From the entries below, count every line that contains the word "icon". Please give the number and nothing else.

PROVIDED RECORDS section start

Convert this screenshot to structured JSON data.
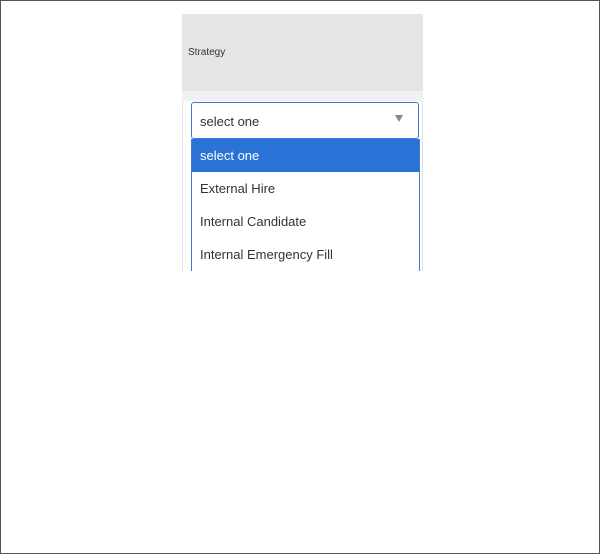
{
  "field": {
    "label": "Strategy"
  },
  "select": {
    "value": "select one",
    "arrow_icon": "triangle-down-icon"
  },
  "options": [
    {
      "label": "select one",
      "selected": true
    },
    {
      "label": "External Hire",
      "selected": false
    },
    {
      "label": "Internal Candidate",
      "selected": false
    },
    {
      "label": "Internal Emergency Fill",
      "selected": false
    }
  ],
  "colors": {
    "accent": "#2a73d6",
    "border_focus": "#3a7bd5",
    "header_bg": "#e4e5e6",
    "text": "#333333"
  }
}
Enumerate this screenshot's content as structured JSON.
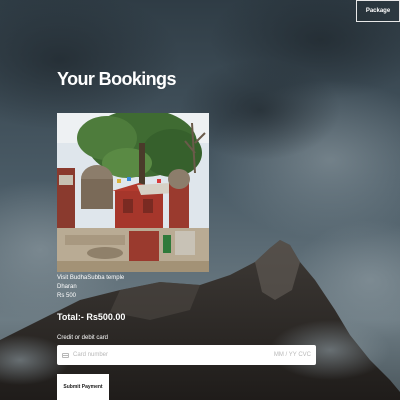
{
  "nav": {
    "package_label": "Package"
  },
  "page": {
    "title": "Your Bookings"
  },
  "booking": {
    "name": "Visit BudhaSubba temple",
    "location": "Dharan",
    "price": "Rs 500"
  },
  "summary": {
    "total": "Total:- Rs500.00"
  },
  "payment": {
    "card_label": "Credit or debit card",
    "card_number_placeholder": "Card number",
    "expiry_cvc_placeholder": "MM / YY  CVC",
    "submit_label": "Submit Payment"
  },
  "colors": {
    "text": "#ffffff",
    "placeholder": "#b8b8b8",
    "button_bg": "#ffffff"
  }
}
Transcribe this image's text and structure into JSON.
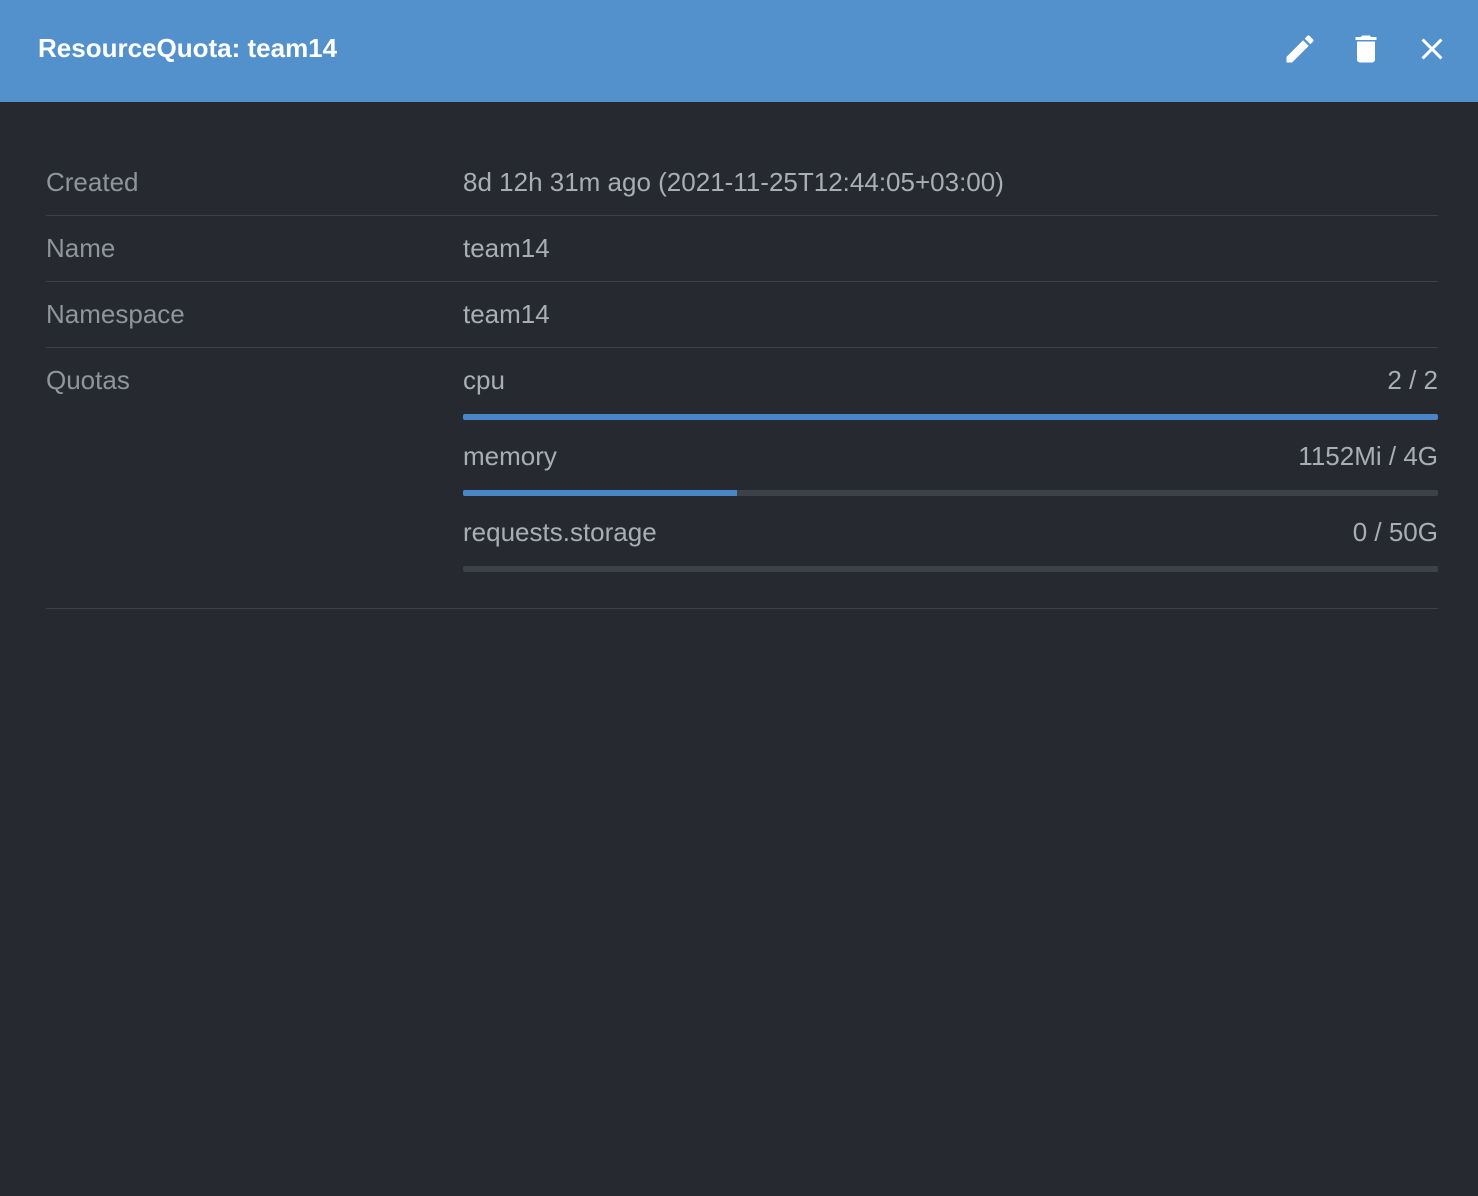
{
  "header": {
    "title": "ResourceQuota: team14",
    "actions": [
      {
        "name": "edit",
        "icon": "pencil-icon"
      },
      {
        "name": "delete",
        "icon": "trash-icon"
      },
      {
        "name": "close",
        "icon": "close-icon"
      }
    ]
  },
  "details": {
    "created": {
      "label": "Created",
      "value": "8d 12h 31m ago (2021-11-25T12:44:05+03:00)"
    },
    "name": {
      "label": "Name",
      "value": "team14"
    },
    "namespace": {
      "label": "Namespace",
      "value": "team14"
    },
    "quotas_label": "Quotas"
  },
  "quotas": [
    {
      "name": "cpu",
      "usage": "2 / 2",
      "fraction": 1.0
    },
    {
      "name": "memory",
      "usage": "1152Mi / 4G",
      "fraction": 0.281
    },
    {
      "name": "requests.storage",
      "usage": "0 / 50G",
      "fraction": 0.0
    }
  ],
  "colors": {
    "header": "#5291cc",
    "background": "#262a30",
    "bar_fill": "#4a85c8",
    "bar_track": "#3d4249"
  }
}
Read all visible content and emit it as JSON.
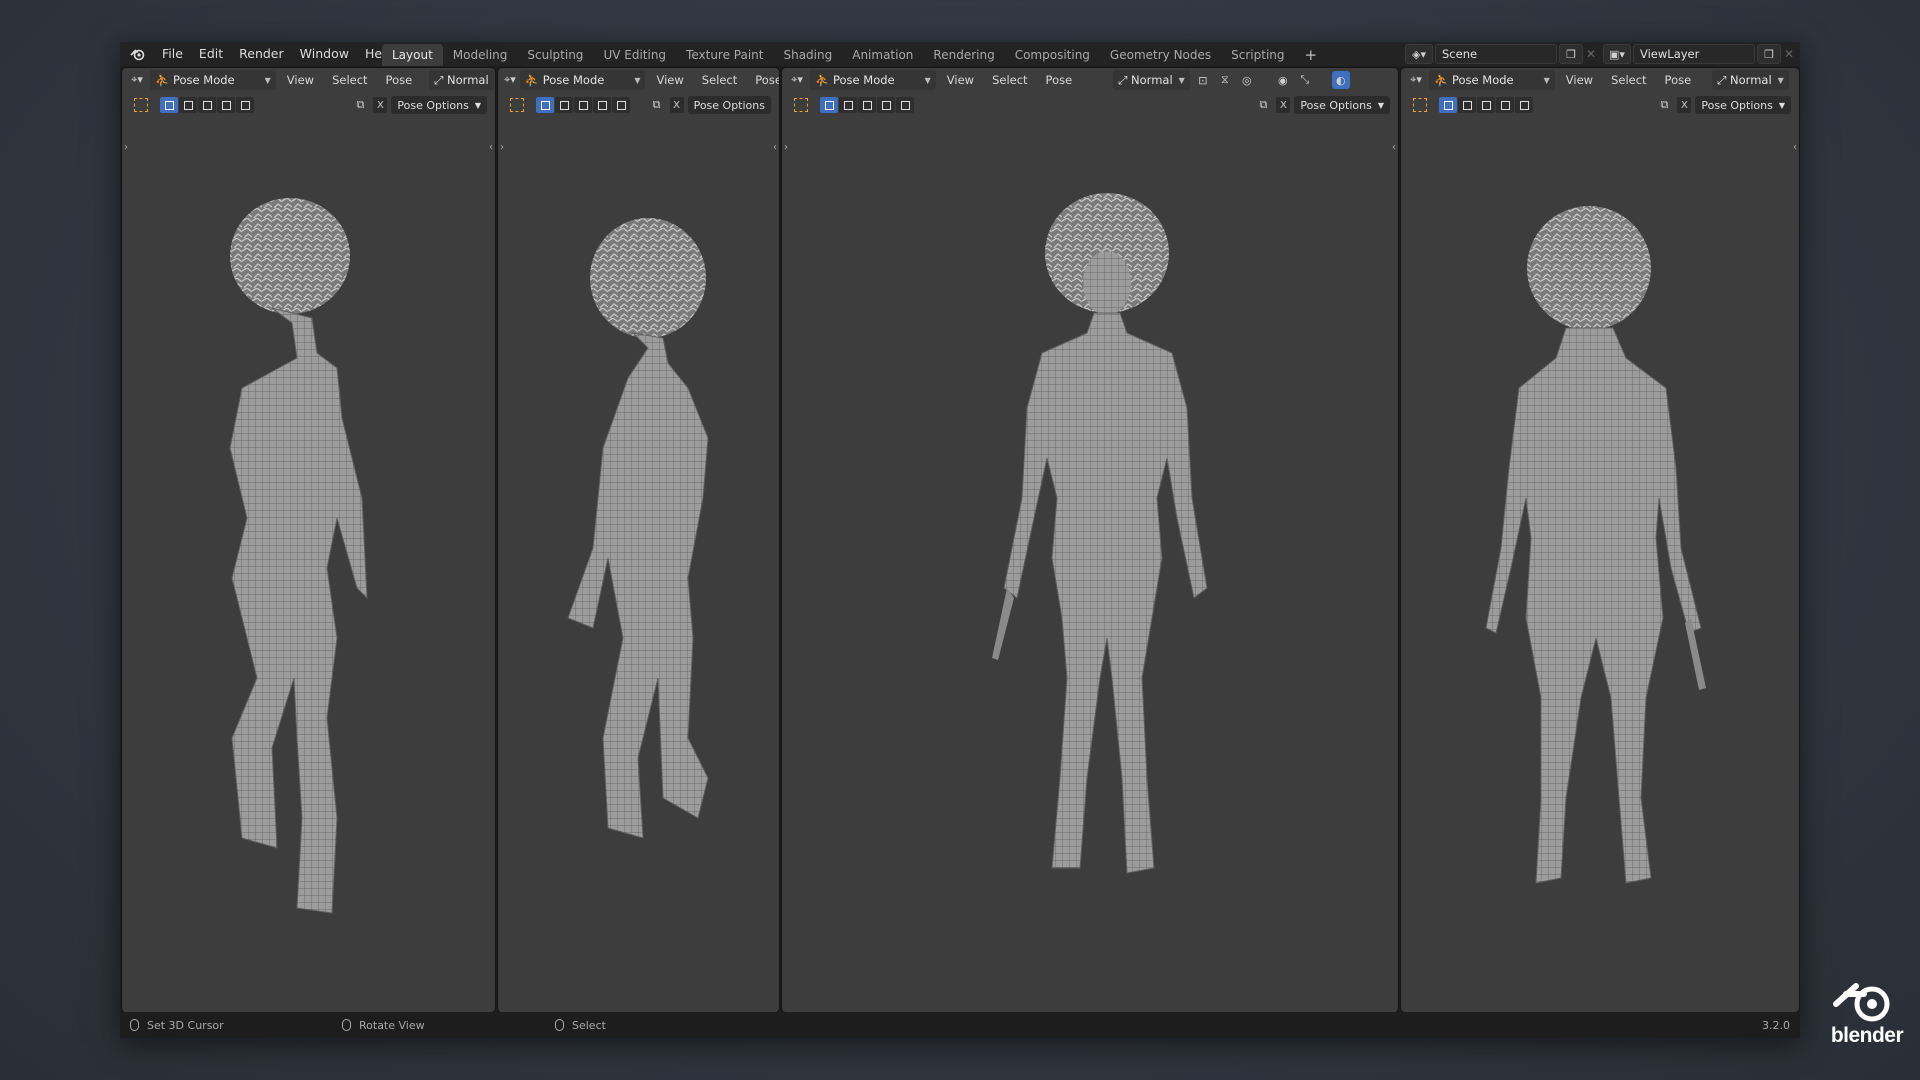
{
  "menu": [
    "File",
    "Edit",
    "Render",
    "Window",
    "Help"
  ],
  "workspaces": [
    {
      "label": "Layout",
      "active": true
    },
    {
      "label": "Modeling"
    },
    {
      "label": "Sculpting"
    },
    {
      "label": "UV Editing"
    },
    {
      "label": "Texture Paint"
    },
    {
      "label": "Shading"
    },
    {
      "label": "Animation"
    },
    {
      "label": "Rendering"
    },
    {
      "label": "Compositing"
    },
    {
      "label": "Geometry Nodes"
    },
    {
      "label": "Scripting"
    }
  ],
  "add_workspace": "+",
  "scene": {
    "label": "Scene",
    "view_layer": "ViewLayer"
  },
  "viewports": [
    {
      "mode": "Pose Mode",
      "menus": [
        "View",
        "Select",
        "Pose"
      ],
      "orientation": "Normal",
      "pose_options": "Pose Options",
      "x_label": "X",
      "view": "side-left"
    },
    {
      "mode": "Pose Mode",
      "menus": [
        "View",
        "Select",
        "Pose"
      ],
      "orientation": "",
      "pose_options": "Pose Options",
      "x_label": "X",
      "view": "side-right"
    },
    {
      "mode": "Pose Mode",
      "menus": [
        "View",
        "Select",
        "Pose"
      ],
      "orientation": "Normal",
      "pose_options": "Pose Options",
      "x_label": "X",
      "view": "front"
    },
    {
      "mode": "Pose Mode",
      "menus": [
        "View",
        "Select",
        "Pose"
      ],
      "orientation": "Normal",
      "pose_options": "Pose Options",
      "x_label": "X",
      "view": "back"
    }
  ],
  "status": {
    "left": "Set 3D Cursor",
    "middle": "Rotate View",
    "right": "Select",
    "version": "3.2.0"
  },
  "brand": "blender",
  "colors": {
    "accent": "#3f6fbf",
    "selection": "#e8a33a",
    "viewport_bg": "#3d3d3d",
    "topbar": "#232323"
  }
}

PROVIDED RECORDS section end

EXERCISE OUTPUT: 4